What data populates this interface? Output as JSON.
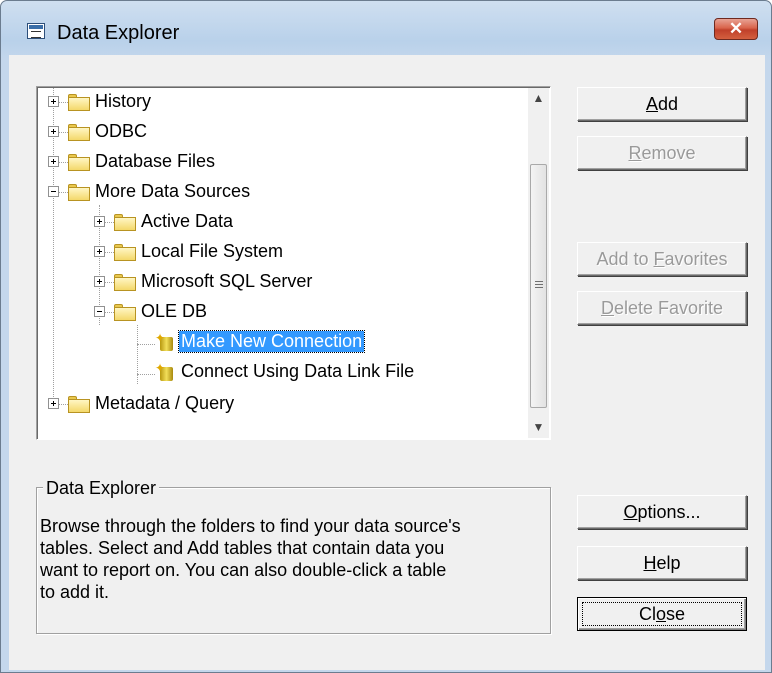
{
  "window": {
    "title": "Data Explorer",
    "close_glyph": "✕"
  },
  "tree": {
    "nodes": [
      {
        "label": "History"
      },
      {
        "label": "ODBC"
      },
      {
        "label": "Database Files"
      },
      {
        "label": "More Data Sources"
      },
      {
        "label": "Active Data"
      },
      {
        "label": "Local File System"
      },
      {
        "label": "Microsoft SQL Server"
      },
      {
        "label": "OLE DB"
      },
      {
        "label": "Make New Connection"
      },
      {
        "label": "Connect Using Data Link File"
      },
      {
        "label": "Metadata / Query"
      }
    ],
    "scroll_up_glyph": "▲",
    "scroll_down_glyph": "▼"
  },
  "buttons": {
    "add": {
      "pre": "",
      "u": "A",
      "post": "dd"
    },
    "remove": {
      "pre": "",
      "u": "R",
      "post": "emove"
    },
    "add_to_favorites": {
      "pre": "Add to ",
      "u": "F",
      "post": "avorites"
    },
    "delete_favorite": {
      "pre": "",
      "u": "D",
      "post": "elete Favorite"
    },
    "options": {
      "pre": "",
      "u": "O",
      "post": "ptions..."
    },
    "help": {
      "pre": "",
      "u": "H",
      "post": "elp"
    },
    "close": {
      "pre": "Cl",
      "u": "o",
      "post": "se"
    }
  },
  "info": {
    "title": "Data Explorer",
    "lines": [
      "Browse through the folders to find your data source's",
      "tables.  Select and Add tables that contain data you",
      "want to report on.  You can also double-click a table",
      "to add it."
    ]
  },
  "colors": {
    "selection": "#3399ff",
    "title_close": "#c7452c"
  }
}
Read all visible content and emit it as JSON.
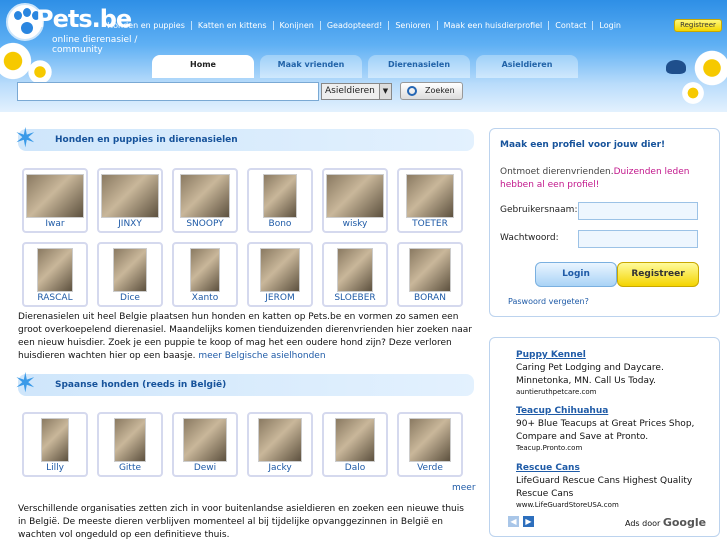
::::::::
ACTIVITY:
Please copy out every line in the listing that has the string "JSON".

ANSWER AREA:
What data populates this interface? Output as JSON.
Read all visible content and emit it as JSON.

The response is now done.